The meaning of the AUC is slightly elusive but it may be interpreted as an estimate of the probability that a model will rank a randomly chosen “true positive” higher than a randomly chosen “true negative”. As rules of thumb, AUC>0.8 is considered “good” and AUC>0.9 is considered “excellent”. For various technical reasons, the use of AUC as the sole measure of model performance has been critisised. Nevertheless, it is commonly used and for the purposes of PREHAB, comparisons among techniques and variables, it was deemed appropriate.

- Read more on AUC here!

**Coefficient of determination (R ^{2}) & Normailised root mean square error (NRMSE)**Two different aspects of performance were evaluated for quantitative regression models within PREHAB: (1) the amount of variability explained by models and (2) the deviations of indvidual observations from what was predicted by the model.

The first of these two was measured using the coefficient of determination (R^{2}) between observed data (test data) and the model predictions based on fitted models using GAM, Random forest or MARS. The R^{2} is a standard statistic for estimation and statistical testing of the power of predictive relationships. Testing the statistical significance of R^{2} gives an indication of whether the model performs better than a random guess, but its interpretation as the proportion of the total variability explained by the model is a useful and fairly intuitive measure.

The root mean square error (rmse) is a measure of how much individual observations on average deviate from the value predicted by the model. Because the modelling within PREHAB was done on a very diverse set of variables, i.e. number of individuals per square metre for invertebrates (ranging from 0-1000’s) and per cent cover of vegetation (ranging from 0-100), we chose to standardise all estimates of rmse. More specifically we used the normalised rmse (nrmse) which relates the rmse to the observed range of the variable. Thus, the nrmse can be interpreted as a fraction of the overall range that is typically resolved by the model (Fig. 2).
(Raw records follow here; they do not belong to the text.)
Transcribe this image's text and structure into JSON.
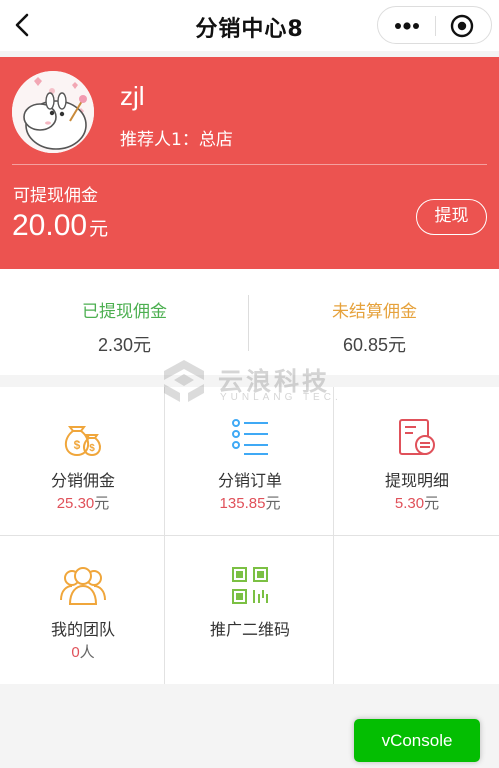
{
  "navbar": {
    "title": "分销中心8",
    "back_icon": "chevron-left-icon",
    "more_icon": "more-dots-icon",
    "close_icon": "target-circle-icon"
  },
  "profile": {
    "username": "zjl",
    "referrer": "推荐人1：总店",
    "avatar_icon": "moomin-avatar"
  },
  "withdrawable": {
    "label": "可提现佣金",
    "amount": "20.00",
    "unit": "元",
    "button_label": "提现"
  },
  "stats": [
    {
      "label": "已提现佣金",
      "value": "2.30元",
      "color": "#4caf50"
    },
    {
      "label": "未结算佣金",
      "value": "60.85元",
      "color": "#e6a23c"
    }
  ],
  "watermark": {
    "cn": "云浪科技",
    "en": "YUNLANG TEC."
  },
  "grid": [
    {
      "label": "分销佣金",
      "num": "25.30",
      "unit": "元",
      "icon": "money-bags-icon",
      "color": "#f0a63b"
    },
    {
      "label": "分销订单",
      "num": "135.85",
      "unit": "元",
      "icon": "list-icon",
      "color": "#3fa9f5"
    },
    {
      "label": "提现明细",
      "num": "5.30",
      "unit": "元",
      "icon": "receipt-exchange-icon",
      "color": "#e0515a"
    },
    {
      "label": "我的团队",
      "num": "0",
      "unit": "人",
      "icon": "team-icon",
      "color": "#f0a63b"
    },
    {
      "label": "推广二维码",
      "num": "",
      "unit": "",
      "icon": "qr-code-icon",
      "color": "#7bc043"
    }
  ],
  "vconsole": {
    "label": "vConsole"
  },
  "colors": {
    "brand_red": "#ec5350",
    "vconsole_green": "#04be02"
  }
}
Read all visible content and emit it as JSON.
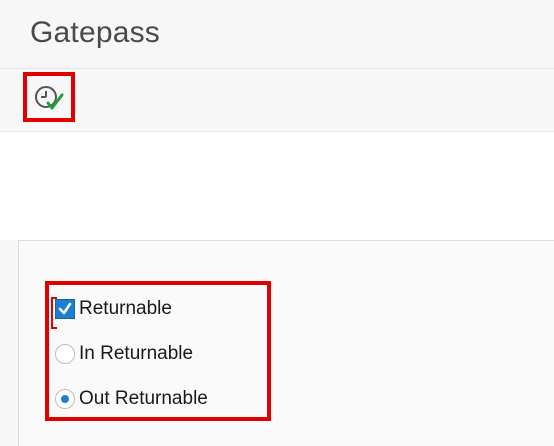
{
  "window": {
    "title": "Gatepass"
  },
  "toolbar": {
    "execute_icon": "clock-execute-check-icon"
  },
  "options": {
    "checkbox": {
      "label": "Returnable",
      "checked": true
    },
    "radios": [
      {
        "label": "In Returnable",
        "selected": false
      },
      {
        "label": "Out Returnable",
        "selected": true
      }
    ]
  },
  "colors": {
    "highlight_red": "#e00000",
    "accent_blue": "#1b7fd1",
    "title_gray": "#4a4a4a"
  }
}
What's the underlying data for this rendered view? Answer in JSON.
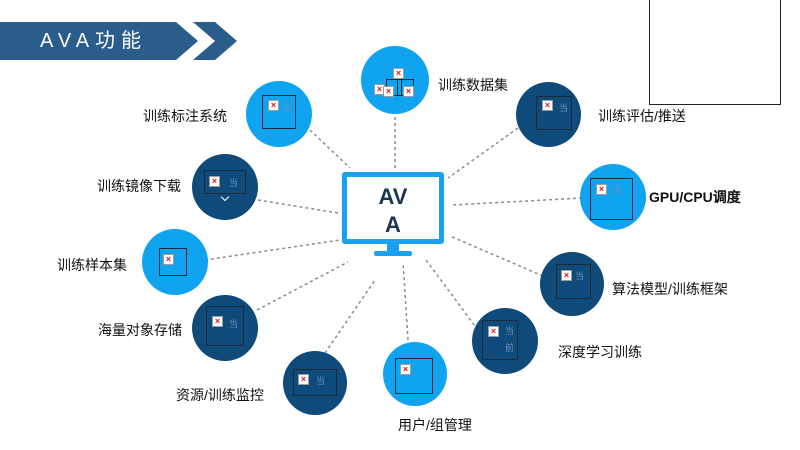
{
  "title": "AVA功能",
  "center": {
    "line1": "AV",
    "line2": "A"
  },
  "nodes": [
    {
      "id": "dataset",
      "label": "训练数据集"
    },
    {
      "id": "eval_push",
      "label": "训练评估/推送"
    },
    {
      "id": "gpu_cpu",
      "label": "GPU/CPU调度"
    },
    {
      "id": "algo_framework",
      "label": "算法模型/训练框架"
    },
    {
      "id": "deep_learning",
      "label": "深度学习训练"
    },
    {
      "id": "user_group",
      "label": "用户/组管理"
    },
    {
      "id": "resource_monitor",
      "label": "资源/训练监控"
    },
    {
      "id": "storage",
      "label": "海量对象存储"
    },
    {
      "id": "sample_set",
      "label": "训练样本集"
    },
    {
      "id": "image_download",
      "label": "训练镜像下载"
    },
    {
      "id": "labeling",
      "label": "训练标注系统"
    }
  ],
  "placeholder_glyphs": {
    "dang": "当",
    "qian": "前"
  },
  "colors": {
    "light_node": "#10a3ef",
    "dark_node": "#0e4a7a",
    "banner": "#2a5d8c",
    "monitor": "#1aa1ee"
  }
}
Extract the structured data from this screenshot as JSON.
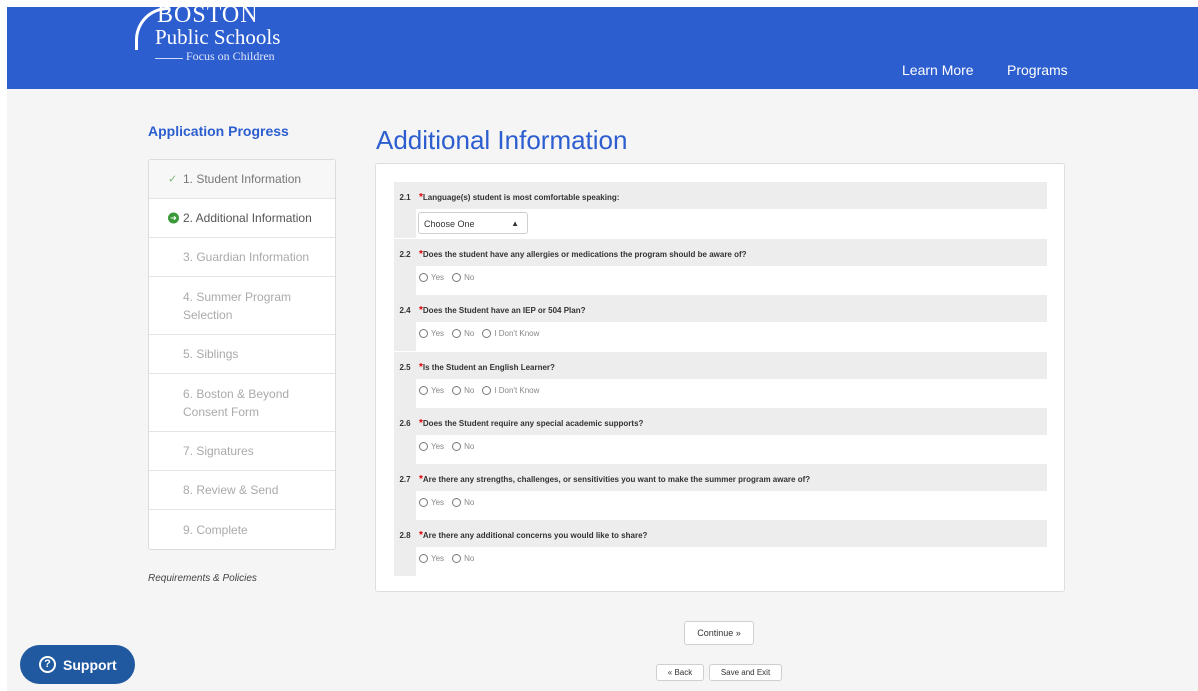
{
  "header": {
    "logo": {
      "line1": "BOSTON",
      "line2": "Public Schools",
      "line3": "Focus on Children"
    },
    "nav": [
      {
        "label": "Learn More"
      },
      {
        "label": "Programs"
      }
    ]
  },
  "sidebar": {
    "title": "Application Progress",
    "steps": [
      {
        "label": "1. Student Information",
        "state": "done"
      },
      {
        "label": "2. Additional Information",
        "state": "current"
      },
      {
        "label": "3. Guardian Information",
        "state": "pending"
      },
      {
        "label": "4. Summer Program Selection",
        "state": "pending"
      },
      {
        "label": "5. Siblings",
        "state": "pending"
      },
      {
        "label": "6. Boston & Beyond Consent Form",
        "state": "pending"
      },
      {
        "label": "7. Signatures",
        "state": "pending"
      },
      {
        "label": "8. Review & Send",
        "state": "pending"
      },
      {
        "label": "9. Complete",
        "state": "pending"
      }
    ],
    "requirements_link": "Requirements & Policies"
  },
  "main": {
    "title": "Additional Information",
    "questions": [
      {
        "num": "2.1",
        "label": "Language(s) student is most comfortable speaking:",
        "select_value": "Choose One"
      },
      {
        "num": "2.2",
        "label": "Does the student have any allergies or medications the program should be aware of?",
        "options": [
          "Yes",
          "No"
        ]
      },
      {
        "num": "2.4",
        "label": "Does the Student have an IEP or 504 Plan?",
        "options": [
          "Yes",
          "No",
          "I Don't Know"
        ]
      },
      {
        "num": "2.5",
        "label": "Is the Student an English Learner?",
        "options": [
          "Yes",
          "No",
          "I Don't Know"
        ]
      },
      {
        "num": "2.6",
        "label": "Does the Student require any special academic supports?",
        "options": [
          "Yes",
          "No"
        ]
      },
      {
        "num": "2.7",
        "label": "Are there any strengths, challenges, or sensitivities you want to make the summer program aware of?",
        "options": [
          "Yes",
          "No"
        ]
      },
      {
        "num": "2.8",
        "label": "Are there any additional concerns you would like to share?",
        "options": [
          "Yes",
          "No"
        ]
      }
    ],
    "required_mark": "*"
  },
  "buttons": {
    "continue": "Continue »",
    "back": "« Back",
    "save_exit": "Save and Exit"
  },
  "support": {
    "label": "Support",
    "icon_glyph": "?"
  },
  "colors": {
    "brand_blue": "#2c5ecf",
    "required_red": "#dd0000",
    "support_blue": "#2059a0"
  },
  "icons": {
    "done": "check-icon",
    "current": "arrow-circle-icon",
    "caret": "select-caret-icon"
  }
}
**Figure 2.** The predictive power for a RandomForest model of total algal cover in Vinga, Kattegat. The model explains 68% of the variability in the test data and the average deviation ±17% of the range.